It’s slightly weird because we were doing it every day so you almost forget about the hype. Of course it was fantastic that people loved it and were begging for tickets, it’s wonderful to be doing work which people receive well because I’ve been in shows that I’ve loved but other people haven’t which is heartbreaking. Jonathan Kent (director) was wonderful and Imelda (Staunton) was such a great leader of the company; the woman is so disciplined and courageous as a performer. It was wonderful! I’ve done so many shows where I’ve gone ‘Why didn’t that work? That should have been great’! It’s a mystery, but when everything does come together it is always wonderful.
Each night you, Anita Louise Combe and Julie Legrand came on and brought the house down when you performed ‘You Gotta Get a Gimmick’. It must have been so much fun to perform that gift of a song?

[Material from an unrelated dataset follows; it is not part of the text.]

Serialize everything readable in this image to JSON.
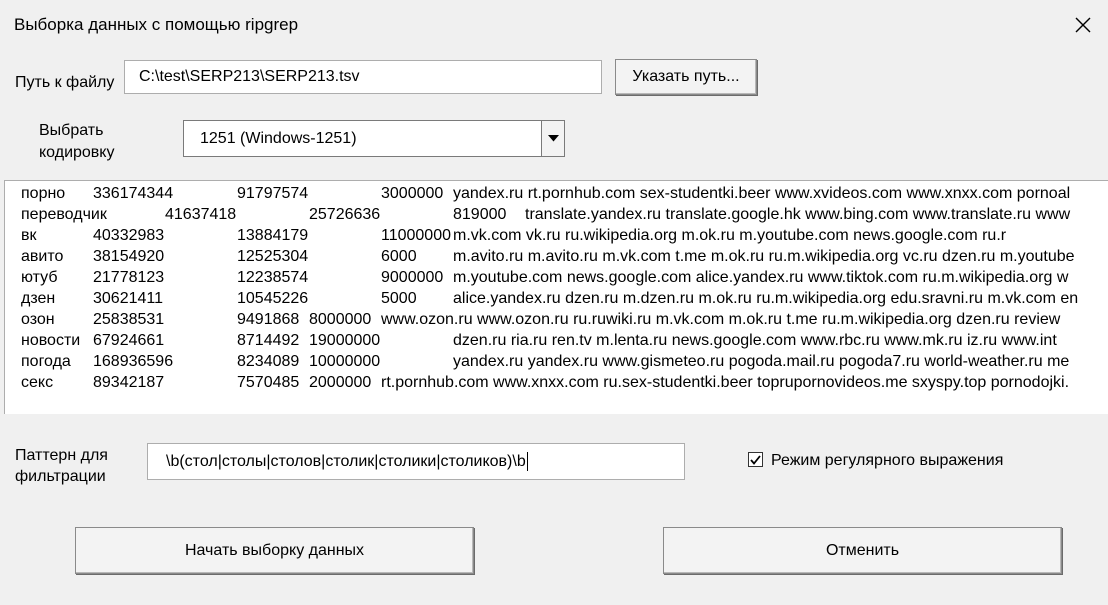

What was lovely is that we loved each other. We got on so well! Before we started rehearsals for Chichester the three of got in touch and met up. I think we thought, ‘oh my god, we’re three women of a certain age. Doing this together could be hellish!’ It was wonderful, we shared a dressing room together and laughed so much. I recently went up to Manchester to see them both, Julie was in Wit at the Royal Exchange and Anita is playing Grizabella in Cats. It was just fantastic! To get that kind of trust with the people you’re on stage with is so lovely, and as you say it was a gift of a song.
Louise, Julie Legrand, Anita Louise Combe & Lara Pulver in Gypsy

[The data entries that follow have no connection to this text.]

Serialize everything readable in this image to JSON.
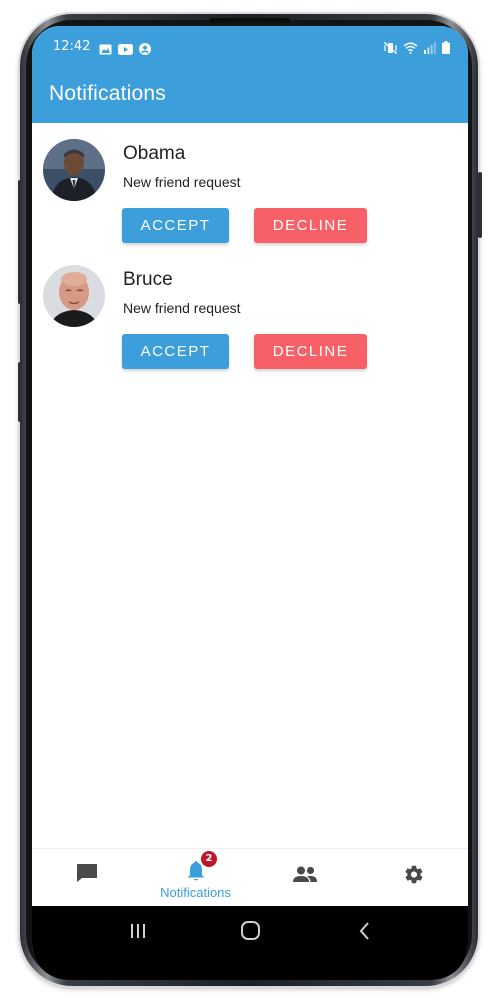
{
  "status_bar": {
    "time": "12:42",
    "left_icons": [
      "image-icon",
      "youtube-icon",
      "account-icon"
    ],
    "right_icons": [
      "mute-vibrate-icon",
      "wifi-icon",
      "signal-icon",
      "battery-icon"
    ]
  },
  "app_bar": {
    "title": "Notifications",
    "color": "#3c9fdc"
  },
  "notifications": [
    {
      "name": "Obama",
      "message": "New friend request",
      "accept_label": "ACCEPT",
      "decline_label": "DECLINE"
    },
    {
      "name": "Bruce",
      "message": "New friend request",
      "accept_label": "ACCEPT",
      "decline_label": "DECLINE"
    }
  ],
  "tab_bar": {
    "tabs": [
      {
        "icon": "chat-icon",
        "active": false
      },
      {
        "icon": "bell-icon",
        "label": "Notifications",
        "badge": "2",
        "active": true
      },
      {
        "icon": "people-icon",
        "active": false
      },
      {
        "icon": "gear-icon",
        "active": false
      }
    ],
    "active_color": "#3c9fdc",
    "inactive_color": "#4a4a4a",
    "badge_color": "#c0162a"
  },
  "colors": {
    "accept": "#3c9fdc",
    "decline": "#f86067"
  },
  "nav_bar": {
    "buttons": [
      "recent-apps-icon",
      "home-icon",
      "back-icon"
    ]
  }
}
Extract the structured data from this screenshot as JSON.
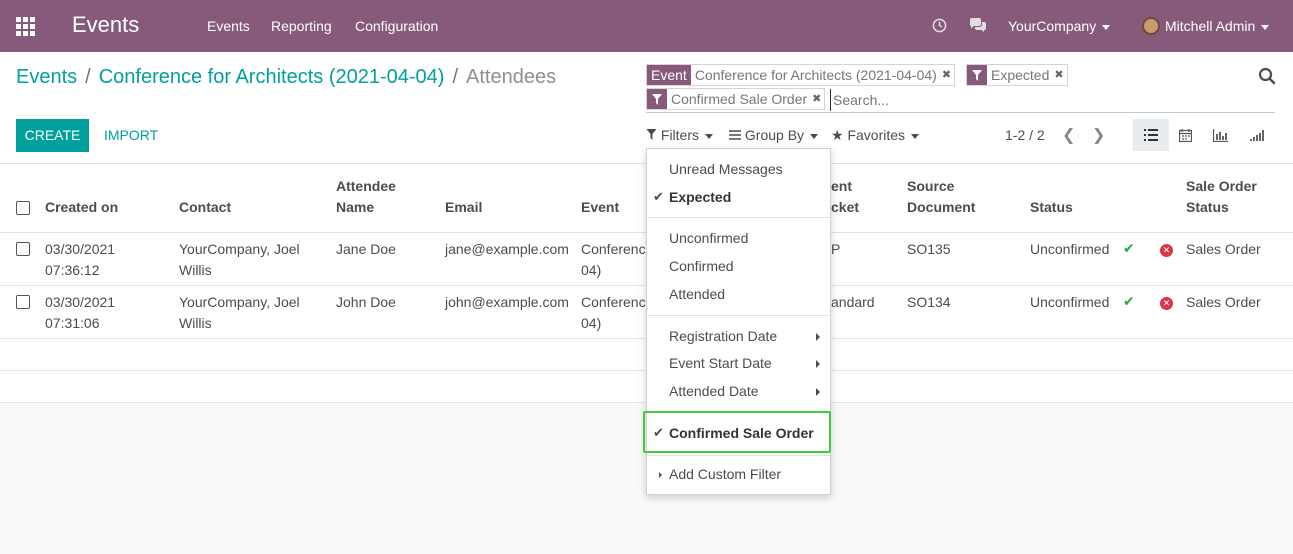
{
  "navbar": {
    "brand": "Events",
    "menu": [
      "Events",
      "Reporting",
      "Configuration"
    ],
    "company": "YourCompany",
    "user": "Mitchell Admin"
  },
  "breadcrumb": {
    "root": "Events",
    "event": "Conference for Architects (2021-04-04)",
    "current": "Attendees"
  },
  "buttons": {
    "create": "CREATE",
    "import": "IMPORT"
  },
  "search": {
    "facets": [
      {
        "category": "Event",
        "value": "Conference for Architects (2021-04-04)"
      },
      {
        "category": "filter-icon",
        "value": "Expected"
      },
      {
        "category": "filter-icon",
        "value": "Confirmed Sale Order"
      }
    ],
    "placeholder": "Search..."
  },
  "toolbar": {
    "filters": "Filters",
    "group_by": "Group By",
    "favorites": "Favorites"
  },
  "pager": {
    "range": "1-2 / 2"
  },
  "table": {
    "columns": [
      "Created on",
      "Contact",
      "Attendee Name",
      "Email",
      "Event",
      "Event Ticket",
      "Source Document",
      "Status",
      "Sale Order Status"
    ],
    "header_lines": {
      "attendee": [
        "Attendee",
        "Name"
      ],
      "ticket": [
        "ent",
        "cket"
      ],
      "source": [
        "Source",
        "Document"
      ],
      "so_status": [
        "Sale Order",
        "Status"
      ]
    },
    "rows": [
      {
        "created_date": "03/30/2021",
        "created_time": "07:36:12",
        "contact_1": "YourCompany, Joel",
        "contact_2": "Willis",
        "name": "Jane Doe",
        "email": "jane@example.com",
        "event_1": "Conferenc",
        "event_2": "04)",
        "ticket": "P",
        "source": "SO135",
        "status": "Unconfirmed",
        "so_status": "Sales Order"
      },
      {
        "created_date": "03/30/2021",
        "created_time": "07:31:06",
        "contact_1": "YourCompany, Joel",
        "contact_2": "Willis",
        "name": "John Doe",
        "email": "john@example.com",
        "event_1": "Conferenc",
        "event_2": "04)",
        "ticket": "andard",
        "source": "SO134",
        "status": "Unconfirmed",
        "so_status": "Sales Order"
      }
    ]
  },
  "filters_menu": {
    "group1": [
      {
        "label": "Unread Messages",
        "selected": false
      },
      {
        "label": "Expected",
        "selected": true
      }
    ],
    "group2": [
      {
        "label": "Unconfirmed",
        "selected": false
      },
      {
        "label": "Confirmed",
        "selected": false
      },
      {
        "label": "Attended",
        "selected": false
      }
    ],
    "group3": [
      {
        "label": "Registration Date"
      },
      {
        "label": "Event Start Date"
      },
      {
        "label": "Attended Date"
      }
    ],
    "group4": [
      {
        "label": "Confirmed Sale Order",
        "selected": true
      }
    ],
    "custom": "Add Custom Filter"
  },
  "colors": {
    "brand": "#875a7b",
    "accent": "#00a09d",
    "highlight": "#3fcc3f"
  }
}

You also understudied Mama Rose and went on for three shows – what did you do when you got that call to say ‘you’re going on?’
I burst into tears! Oh god… it was what I had wished and dreamed for, but gosh the weight of it..! I loved it. When I took the job initially, to have a go at it was my dream. To get to do three shows with that cast and orchestra was wonderful. Obviously I would love to have done my own production with full rehearsal, but I was thrilled to have a chance to play that role. The best thing was that my son who was fifteen came to see me do it. He said, “Mummy, you know when you sing ‘it’s a phenomenon’? You were a phenomenon!” After he said that I didn’t care what the audience thought [laughs], my son loved it so it was worth it! It was just for him which was so sweet.
People weren’t just coming to see Gypsy, they were coming to see Imelda Staunton in Gypsy. If it was me in the audience and I’d booked to see Imelda Staunton and read her reviews I would have been disappointed to see me. People wanted to see the wonderful performance everybody was talking about. But I did get some lovely messages from people in the audience who said they were disappointed initially, but thought I was fantastic which was very sweet. Imelda went on when she was in pain – she is incredible! She did everything she could, but just couldn’t do those three performances because she had a terrible stomach thing and it was not possible for her to go onstage. She would never just take a night off! Imelda would go on with two broken legs and her head chopped off if it were possible!
The variety in your career is incredible – you’ve gone from a huge West End musical revival to a new regional play. Have you always strived for that kind of variety?
I love my career – I’ve been able to do musicals, plays and work on screen. My next job may be puppeteering. I’ve been so lucky to work with these wonderful people. It’s astounding when I think of some of the people I’ve come across. I love it! It’s just a joy to come into work and listen to these people around me. I’m so blessed!
Interviewed by Andrew Tomlins (Editor)
The Nap opens at the Sheffield Crucible on 15th March (previews from 10th March) and runs until 2nd April 2016. Please visit www.sheffieldtheatres.co.uk for further information and tickets.
Photo Credit 2: Mark Douet
Photo Credit 3-4: Johan Persson
Photo Credit 2: Mark Douet
Photo Credit 3-4: Johan Persson